Tooth and snail
At the recent Slow Food biennial convention in Turin, Italy, I joined food lovers from around the world as they perused a vast indoor market stocked with some of the tastiest morsels to be coaxed from the land anywhere. Samples were flowing in the great hall, dubbed the Salone del Gusto (Salon of Taste). Rows of stalls filled the 324,000-square-foot exhibition space, offering delicacies like prosciutto from acorn-fed pigs, bread baked on maple leaves, blue-tinged Persian salt, brewed beans gathered from the wild coffee forests of Ethiopia, Sicilian spleen sandwiches, and countless other gastronomic treasures.
A foodie encounter of a different sort was taking place in the building next door. There, 6,400 farmers, fishermen, cooks, food activists, teachers and students from 161 countries were engaged in three days of intense dialog. This was the other half of the Slow Food convention, called Terra Madre, Italian for “Mother Earth.”
In addition to talking shop on a variety of issues related to food production, Terra Madre participants gave presentations to their colleagues on many subjects. One, on the importance of the moringa tree in Kenya, might not seem relevant to, say, the Amazonian Guarani tribal members in attendance. But the Guarani’s Juçara tree, which produces palm hearts and açaí, fills a similarly central role in their culture and faces analogous threats from environmental destruction. Other presentations covered topics like sustainable seafood, seed patents, and farming in arid climates.
Slow Food began in 1986 when Carlo Petrini, a journalist, staged a protest against a McDonald’s on the Spanish Steps of Rome. Since then, the movement has turned into an organization that’s been through many transformations, and is currently working to shed its image as a pleasure-based club of a privileged few.
“I’m sick of masturbatory gourmets, people who smell a glass of Bordeaux for half an hour and speak divinely, as if they are priests, ‘Oh, it has the wonderful smell of horse sweat,’” said Petrini at a press conference during the 2008 Slow Food convention. He started Terra Madre in 2004 to help bring Slow Food in line with its mission of supporting food that’s “good, clean and fair.”
Unlike the Salone del Gusto, Terra Madre wasn’t open to the public. The participants were selected via an application process, and those chosen as delegates had their expenses paid by Slow Food.
“Terra Madre is a moment when people can realize that they’re not alone. It profoundly changes how people live their lives,” said Josh Viertel, president of Slow Food USA.
One morning, Viertel led an energetic gathering of more than 700 delegates from the United States, and the stereotypical Slow Food image of leisurely indulgence was nowhere to be found. One of the many resolutions agreed upon was that each chapter of Slow Food USA would partner with a chapter in Africa, with the first priority to do what they could to help their African counterparts grow gardens.

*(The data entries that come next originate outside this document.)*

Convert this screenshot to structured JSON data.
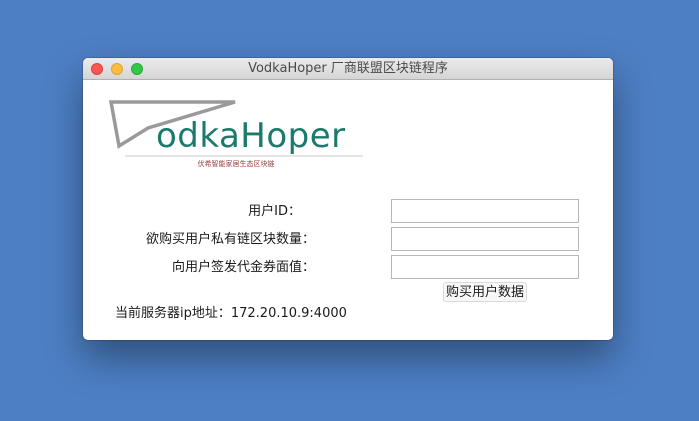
{
  "window": {
    "title": "VodkaHoper 厂商联盟区块链程序"
  },
  "logo": {
    "wordmark": "odkaHoper",
    "tagline": "伏希智能家居生态区块链",
    "colors": {
      "wordmark": "#1b7a6c",
      "v_mark": "#9a9a9a",
      "tagline": "#9a4040"
    }
  },
  "form": {
    "user_id_label": "用户ID：",
    "user_id_value": "",
    "blocks_label": "欲购买用户私有链区块数量：",
    "blocks_value": "",
    "voucher_label": "向用户签发代金券面值：",
    "voucher_value": "",
    "buy_button_label": "购买用户数据"
  },
  "status": {
    "server_info": "当前服务器ip地址：172.20.10.9:4000"
  }
}
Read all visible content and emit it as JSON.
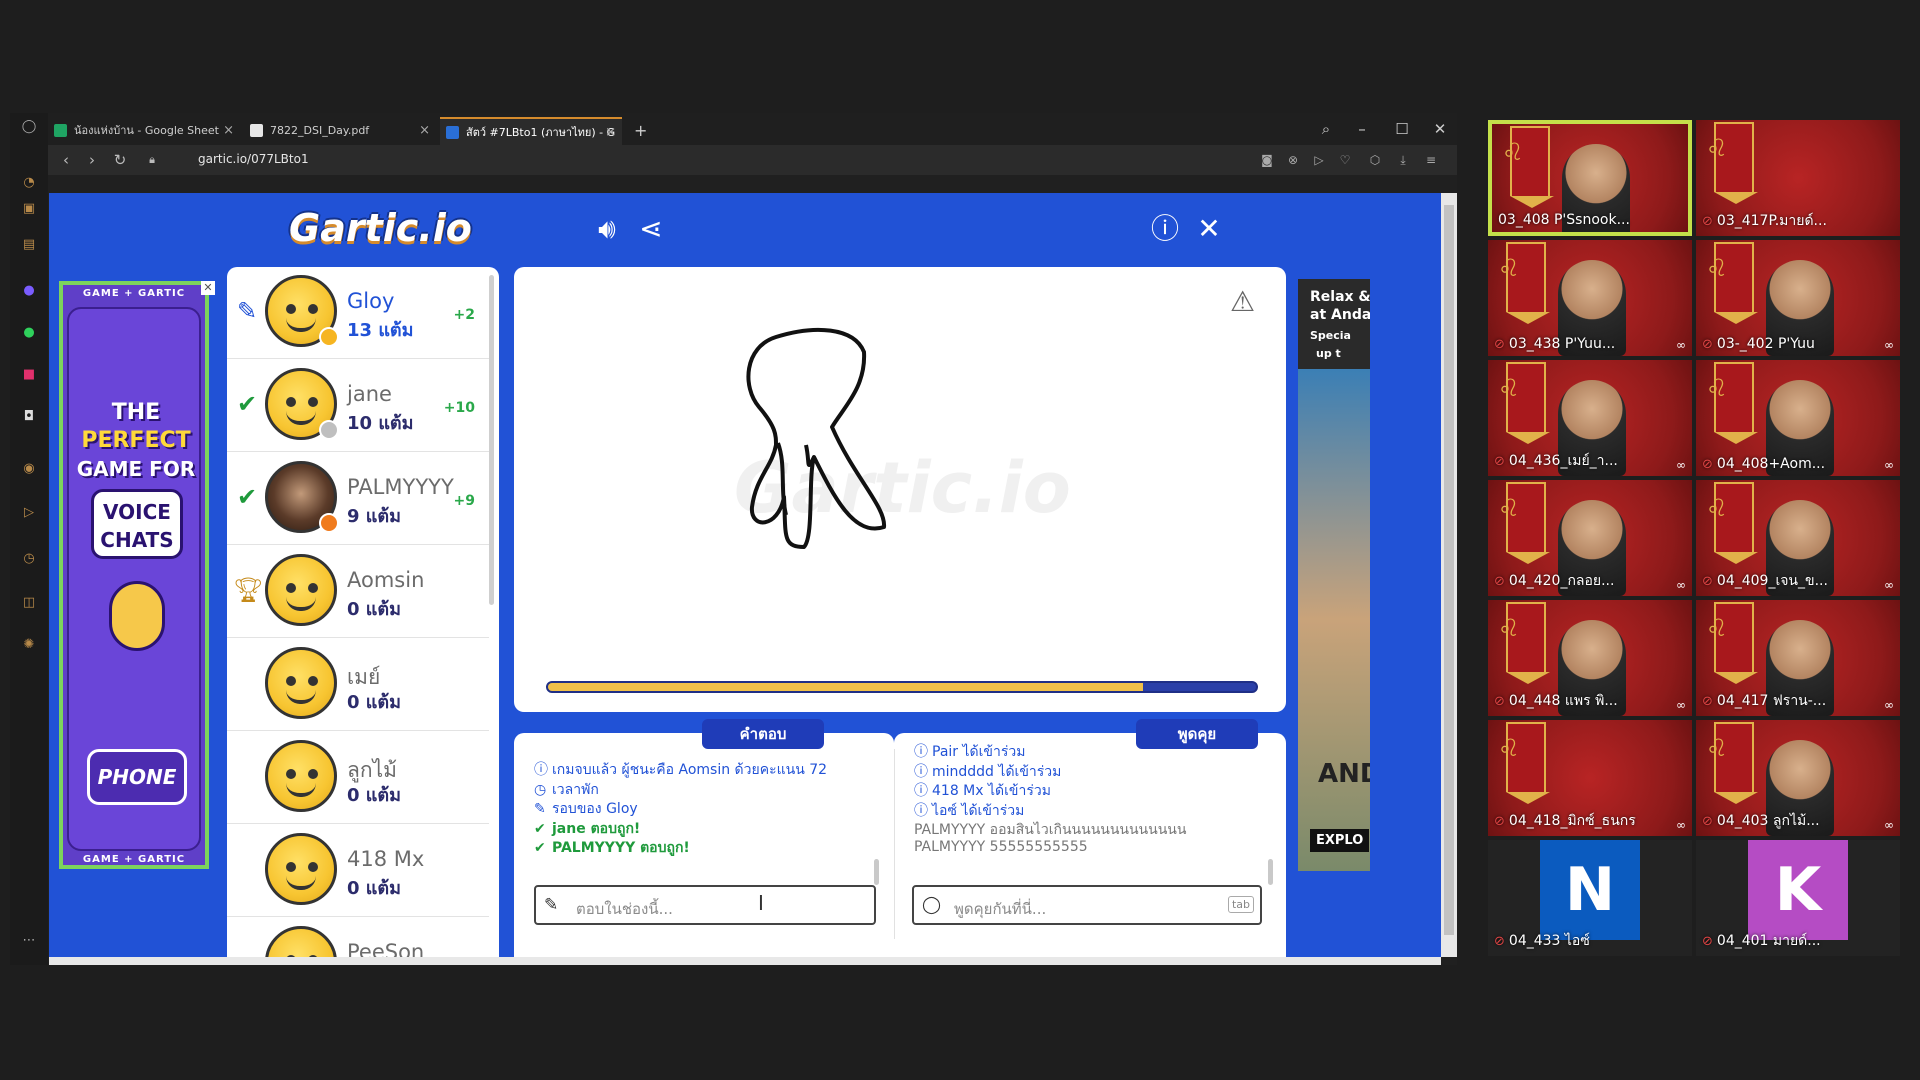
{
  "browser": {
    "tabs": [
      {
        "title": "น้องแห่งบ้าน - Google Sheet",
        "favicon_color": "#1fa463"
      },
      {
        "title": "7822_DSI_Day.pdf",
        "favicon_color": "#e6e6e6"
      },
      {
        "title": "สัตว์ #7LBto1 (ภาษาไทย) - G",
        "favicon_color": "#2a6fd6"
      }
    ],
    "new_tab": "+",
    "url": "gartic.io/077LBto1"
  },
  "game": {
    "logo": "Gartic.io",
    "players": [
      {
        "name": "Gloy",
        "score": "13 แต้ม",
        "gain": "+2",
        "mark": "pencil",
        "dot": "#f6b521",
        "active": true
      },
      {
        "name": "jane",
        "score": "10 แต้ม",
        "gain": "+10",
        "mark": "check",
        "dot": "#bfbfbf"
      },
      {
        "name": "PALMYYYY",
        "score": "9 แต้ม",
        "gain": "+9",
        "mark": "check",
        "dot": "#f07b1d",
        "photo": true
      },
      {
        "name": "Aomsin",
        "score": "0 แต้ม",
        "gain": "",
        "mark": "trophy"
      },
      {
        "name": "เมย์",
        "score": "0 แต้ม",
        "gain": "",
        "mark": ""
      },
      {
        "name": "ลูกไม้",
        "score": "0 แต้ม",
        "gain": "",
        "mark": ""
      },
      {
        "name": "418 Mx",
        "score": "0 แต้ม",
        "gain": "",
        "mark": ""
      },
      {
        "name": "PeeSon",
        "score": "",
        "gain": "",
        "mark": ""
      }
    ],
    "timer_progress": 0.84,
    "answers": {
      "tab": "คำตอบ",
      "messages": [
        {
          "type": "info",
          "icon": "info",
          "text": "เกมจบแล้ว ผู้ชนะคือ Aomsin ด้วยคะแนน 72"
        },
        {
          "type": "info",
          "icon": "clock",
          "text": "เวลาพัก"
        },
        {
          "type": "info",
          "icon": "pencil",
          "text": "รอบของ Gloy"
        },
        {
          "type": "ok",
          "icon": "check",
          "text": "jane ตอบถูก!"
        },
        {
          "type": "ok",
          "icon": "check",
          "text": "PALMYYYY ตอบถูก!"
        }
      ],
      "placeholder": "ตอบในช่องนี้..."
    },
    "chat": {
      "tab": "พูดคุย",
      "messages": [
        {
          "type": "info",
          "icon": "info",
          "text": "Pair ได้เข้าร่วม"
        },
        {
          "type": "info",
          "icon": "info",
          "text": "mindddd ได้เข้าร่วม"
        },
        {
          "type": "info",
          "icon": "info",
          "text": "418 Mx ได้เข้าร่วม"
        },
        {
          "type": "info",
          "icon": "info",
          "text": "ไอซ์ ได้เข้าร่วม"
        },
        {
          "type": "grey",
          "icon": "",
          "text": "PALMYYYY ออมสินไวเกินนนนนนนนนนนนน"
        },
        {
          "type": "grey",
          "icon": "",
          "text": "PALMYYYY 55555555555"
        }
      ],
      "placeholder": "พูดคุยกันที่นี่...",
      "tab_hint": "tab"
    }
  },
  "ads": {
    "left": {
      "strip": "GAME + GARTIC",
      "lines": [
        "THE",
        "PERFECT",
        "GAME FOR"
      ],
      "voice": [
        "VOICE",
        "CHATS"
      ],
      "phone": "PHONE"
    },
    "right": {
      "lines": [
        "Relax &",
        "at Anda",
        "Specia",
        "up t"
      ],
      "brand": "AND",
      "cta": "EXPLO"
    }
  },
  "meeting": {
    "participants": [
      {
        "name": "03_408 P'Ssnook...",
        "active": true,
        "video": true
      },
      {
        "name": "03_417P.มายด์...",
        "video": false
      },
      {
        "name": "03_438 P'Yuu...",
        "video": true
      },
      {
        "name": "03-_402 P'Yuu",
        "video": true
      },
      {
        "name": "04_436_เมย์_า...",
        "video": true
      },
      {
        "name": "04_408+Aom...",
        "video": true
      },
      {
        "name": "04_420_กลอย...",
        "video": true
      },
      {
        "name": "04_409_เจน_ข...",
        "video": true
      },
      {
        "name": "04_448 แพร พิ...",
        "video": true
      },
      {
        "name": "04_417 ฟราน-...",
        "video": true
      },
      {
        "name": "04_418_มิกซ์_ธนกร",
        "video": false
      },
      {
        "name": "04_403 ลูกไม้...",
        "video": true
      },
      {
        "name": "04_433 ไอซ์",
        "letter": "N",
        "color": "#0b5bbf"
      },
      {
        "name": "04_401 มายด์...",
        "letter": "K",
        "color": "#b54cc4"
      }
    ]
  }
}
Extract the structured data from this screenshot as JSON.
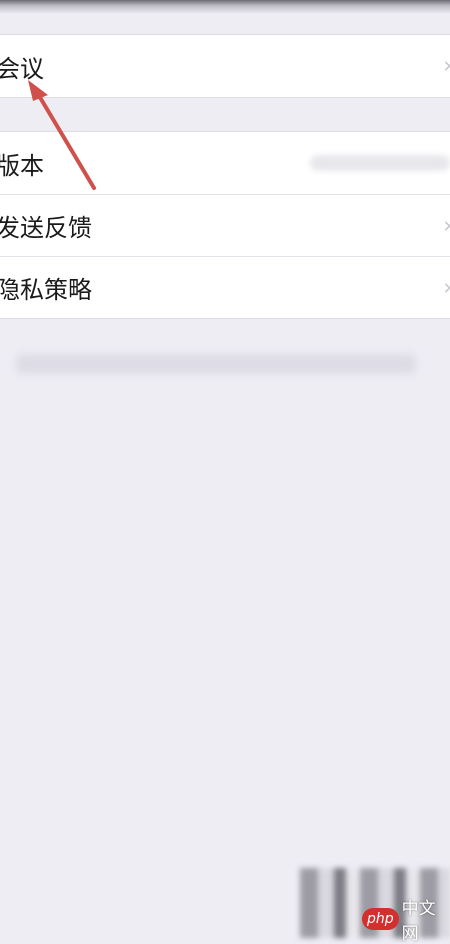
{
  "settings": {
    "group1": [
      {
        "label": "会议",
        "chevron": "›"
      }
    ],
    "group2": [
      {
        "label": "版本"
      },
      {
        "label": "发送反馈",
        "chevron": "›"
      },
      {
        "label": "隐私策略",
        "chevron": "›"
      }
    ]
  },
  "annotation": {
    "arrow_color": "#d0504b"
  },
  "watermark": {
    "badge": "php",
    "text": "中文网"
  }
}
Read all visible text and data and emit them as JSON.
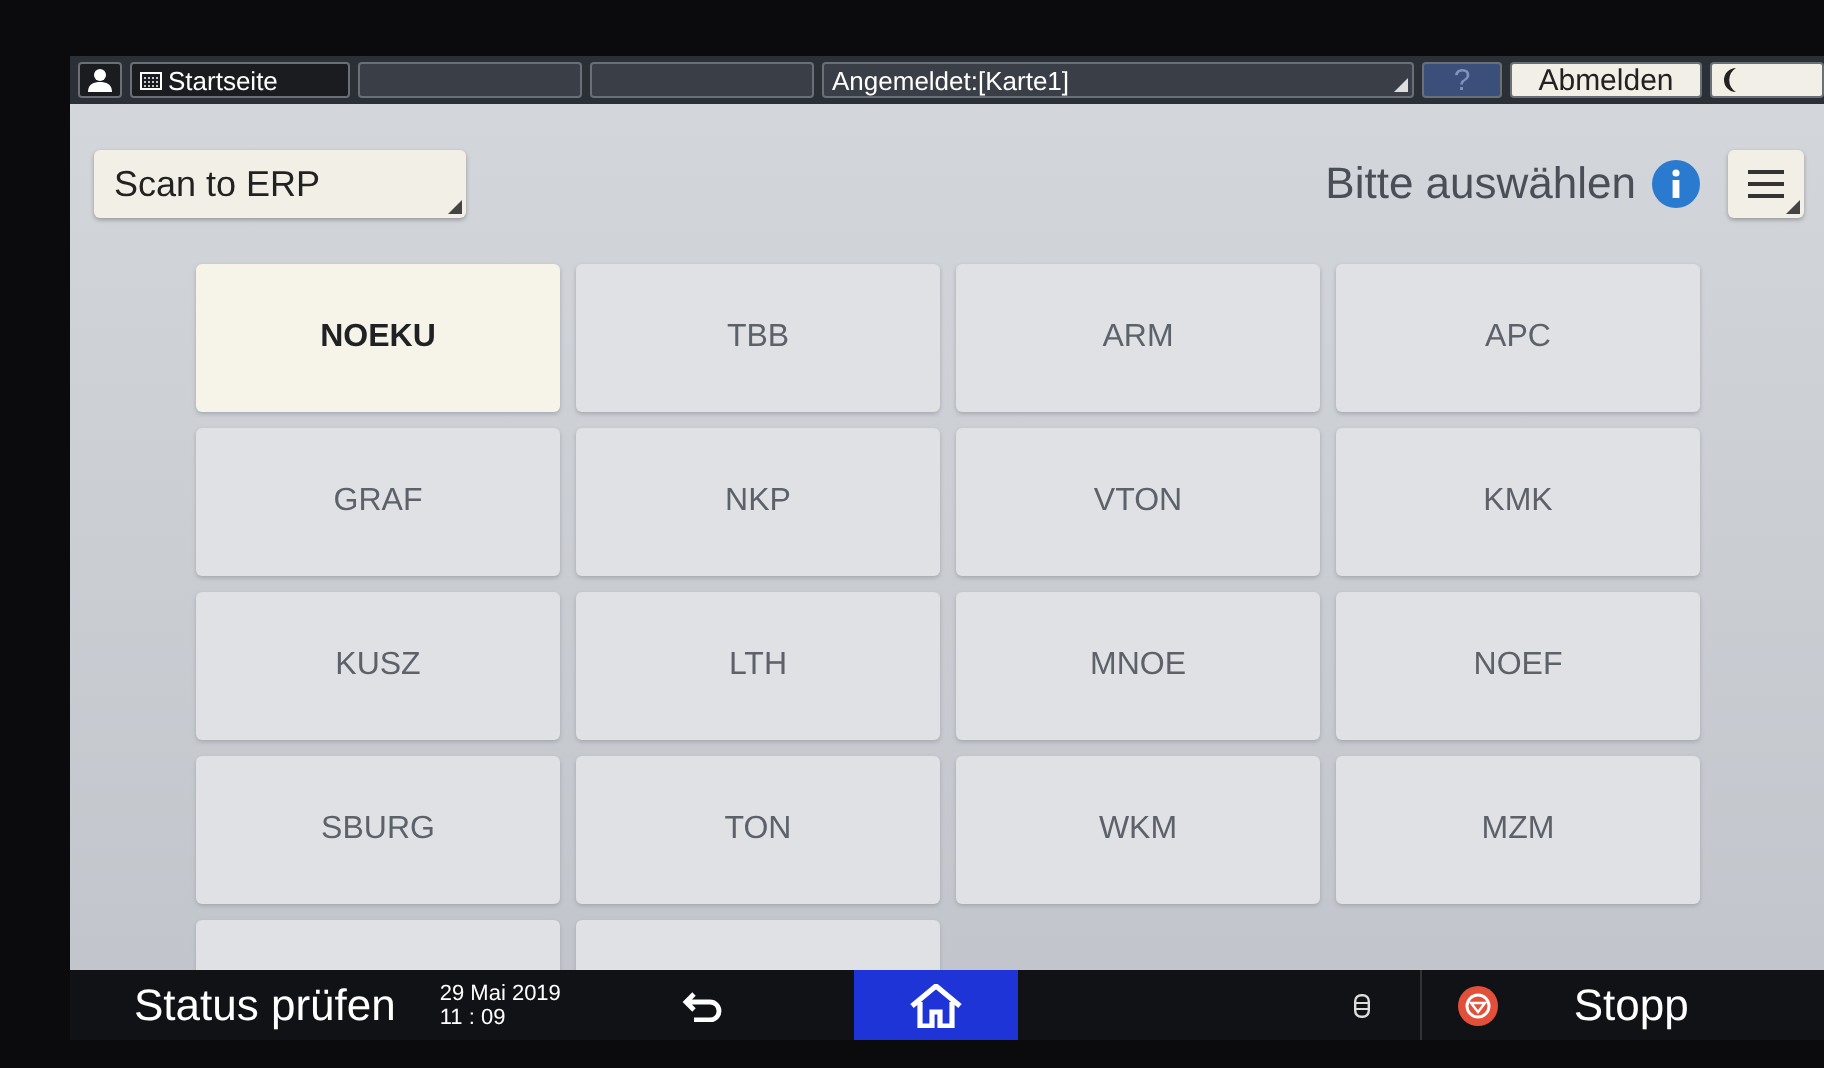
{
  "top_bar": {
    "home_label": "Startseite",
    "login_status": "Angemeldet:[Karte1]",
    "help": "?",
    "logout": "Abmelden"
  },
  "header": {
    "dropdown": "Scan to ERP",
    "prompt": "Bitte auswählen"
  },
  "tiles": [
    {
      "label": "NOEKU",
      "selected": true
    },
    {
      "label": "TBB",
      "selected": false
    },
    {
      "label": "ARM",
      "selected": false
    },
    {
      "label": "APC",
      "selected": false
    },
    {
      "label": "GRAF",
      "selected": false
    },
    {
      "label": "NKP",
      "selected": false
    },
    {
      "label": "VTON",
      "selected": false
    },
    {
      "label": "KMK",
      "selected": false
    },
    {
      "label": "KUSZ",
      "selected": false
    },
    {
      "label": "LTH",
      "selected": false
    },
    {
      "label": "MNOE",
      "selected": false
    },
    {
      "label": "NOEF",
      "selected": false
    },
    {
      "label": "SBURG",
      "selected": false
    },
    {
      "label": "TON",
      "selected": false
    },
    {
      "label": "WKM",
      "selected": false
    },
    {
      "label": "MZM",
      "selected": false
    }
  ],
  "bottom_bar": {
    "status": "Status prüfen",
    "date": "29 Mai 2019",
    "time": "11 : 09",
    "stop": "Stopp"
  }
}
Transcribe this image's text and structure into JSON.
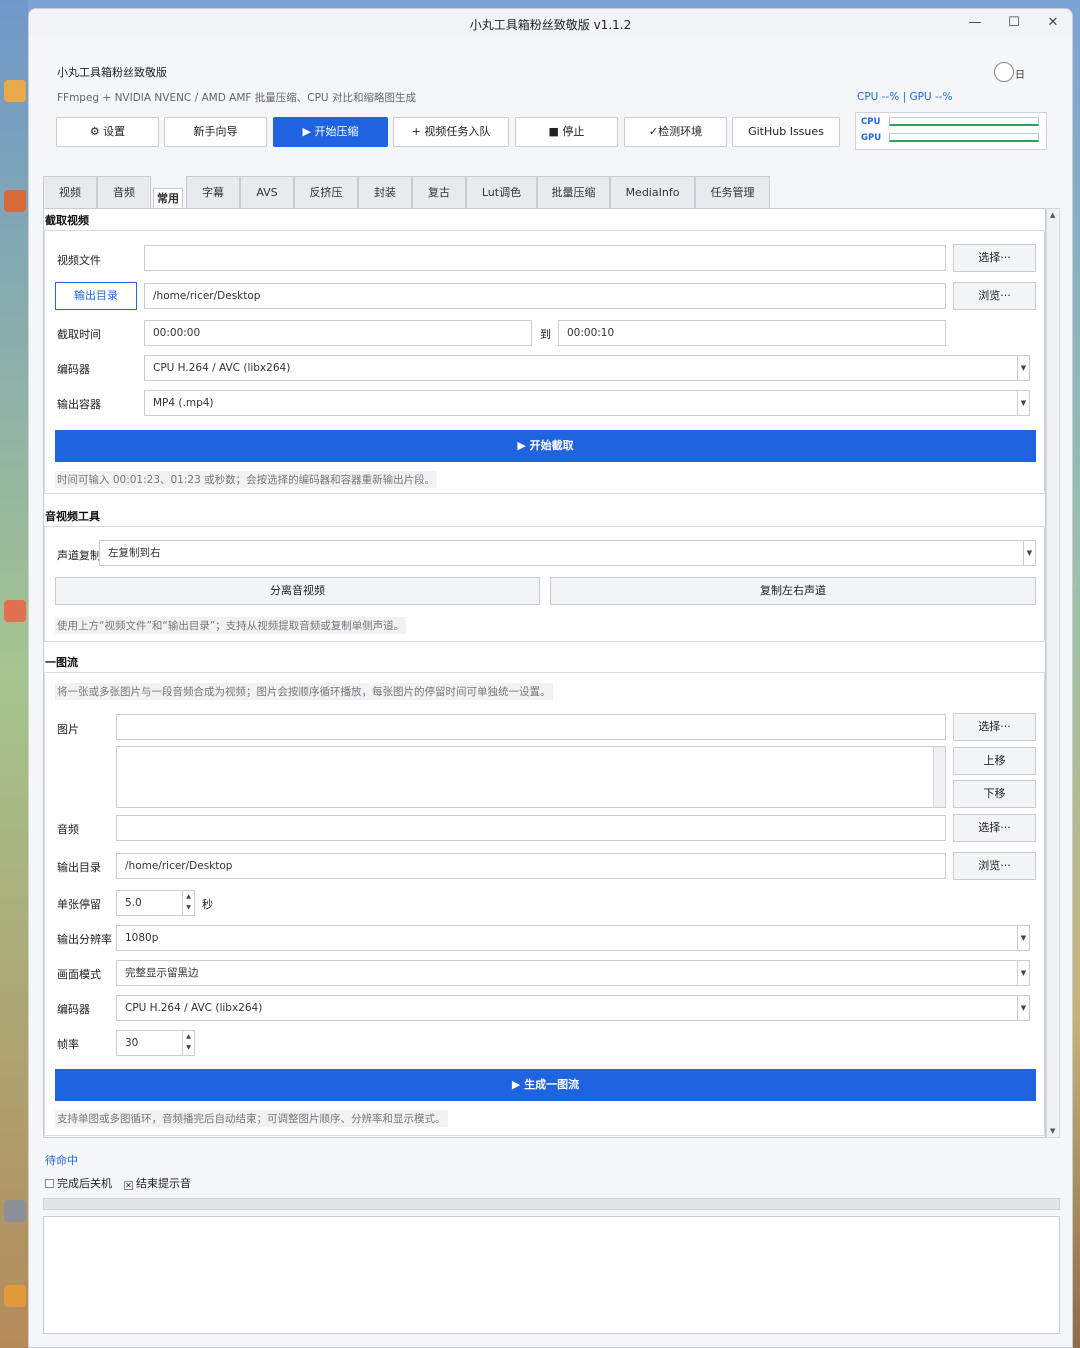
{
  "window": {
    "title": "小丸工具箱粉丝致敬版 v1.1.2",
    "minimize": "—",
    "maximize": "☐",
    "close": "✕"
  },
  "header": {
    "app_name": "小丸工具箱粉丝致敬版",
    "subtitle": "FFmpeg + NVIDIA NVENC / AMD AMF 批量压缩、CPU 对比和缩略图生成",
    "theme_label": "日",
    "monitor_text": "CPU --% | GPU --%",
    "cpu_label": "CPU",
    "gpu_label": "GPU"
  },
  "toolbar": [
    {
      "label": "⚙ 设置"
    },
    {
      "label": "新手向导"
    },
    {
      "label": "▶ 开始压缩"
    },
    {
      "label": "+ 视频任务入队"
    },
    {
      "label": "■ 停止"
    },
    {
      "label": "✓检测环境"
    },
    {
      "label": "GitHub Issues"
    }
  ],
  "tabs": [
    "视频",
    "音频",
    "常用",
    "字幕",
    "AVS",
    "反挤压",
    "封装",
    "复古",
    "Lut调色",
    "批量压缩",
    "MediaInfo",
    "任务管理"
  ],
  "clip": {
    "title": "截取视频",
    "video_file_label": "视频文件",
    "video_file_value": "",
    "select_btn": "选择···",
    "output_dir_btn": "输出目录",
    "output_dir_value": "/home/ricer/Desktop",
    "browse_btn": "浏览···",
    "time_label": "截取时间",
    "start_time": "00:00:00",
    "to_label": "到",
    "end_time": "00:00:10",
    "encoder_label": "编码器",
    "encoder_value": "CPU H.264 / AVC (libx264)",
    "container_label": "输出容器",
    "container_value": "MP4 (.mp4)",
    "start_btn": "▶ 开始截取",
    "hint": "时间可输入 00:01:23、01:23 或秒数；会按选择的编码器和容器重新输出片段。"
  },
  "av_tools": {
    "title": "音视频工具",
    "channel_label": "声道复制",
    "channel_value": "左复制到右",
    "split_btn": "分离音视频",
    "copy_btn": "复制左右声道",
    "hint": "使用上方“视频文件”和“输出目录”；支持从视频提取音频或复制单侧声道。"
  },
  "slideshow": {
    "title": "一图流",
    "hint_top": "将一张或多张图片与一段音频合成为视频；图片会按顺序循环播放，每张图片的停留时间可单独统一设置。",
    "image_label": "图片",
    "image_value": "",
    "select_btn": "选择···",
    "up_btn": "上移",
    "down_btn": "下移",
    "audio_label": "音频",
    "audio_value": "",
    "audio_select_btn": "选择···",
    "output_dir_label": "输出目录",
    "output_dir_value": "/home/ricer/Desktop",
    "browse_btn": "浏览···",
    "duration_label": "单张停留",
    "duration_value": "5.0",
    "duration_unit": "秒",
    "resolution_label": "输出分辨率",
    "resolution_value": "1080p",
    "mode_label": "画面模式",
    "mode_value": "完整显示留黑边",
    "encoder_label": "编码器",
    "encoder_value": "CPU H.264 / AVC (libx264)",
    "fps_label": "帧率",
    "fps_value": "30",
    "generate_btn": "▶ 生成一图流",
    "hint_bottom": "支持单图或多图循环，音频播完后自动结束；可调整图片顺序、分辨率和显示模式。"
  },
  "footer": {
    "status": "待命中",
    "shutdown_label": "完成后关机",
    "sound_label": "结束提示音",
    "sound_mark": "✕"
  },
  "colors": {
    "accent": "#1f63e0",
    "link": "#2467d8"
  }
}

Viertel, invoking the pace of Slow Food’s mascot, the snail, reminded the group that “It’s only taken 60 years to screw up our food system. If it takes another 60 years to fix it, that’s OK.” Petrini spoke next, emphasizing transformation, whereby old ideas that still work can be maintained, as preferable to revolution, where the good is sometimes tossed out with the bad. Nonetheless, the revolutionary spirit in the room was palpable. There was chanting, clapping, and stomping, and the energy recalled that of other social movements.
“Food and food culture [has] become an expression of power,” said Petrini. “[It has] become a rediscovery of people’s relationship with the landscape. … We’re not just talking about food and agriculture, we’re talking about spirituality.”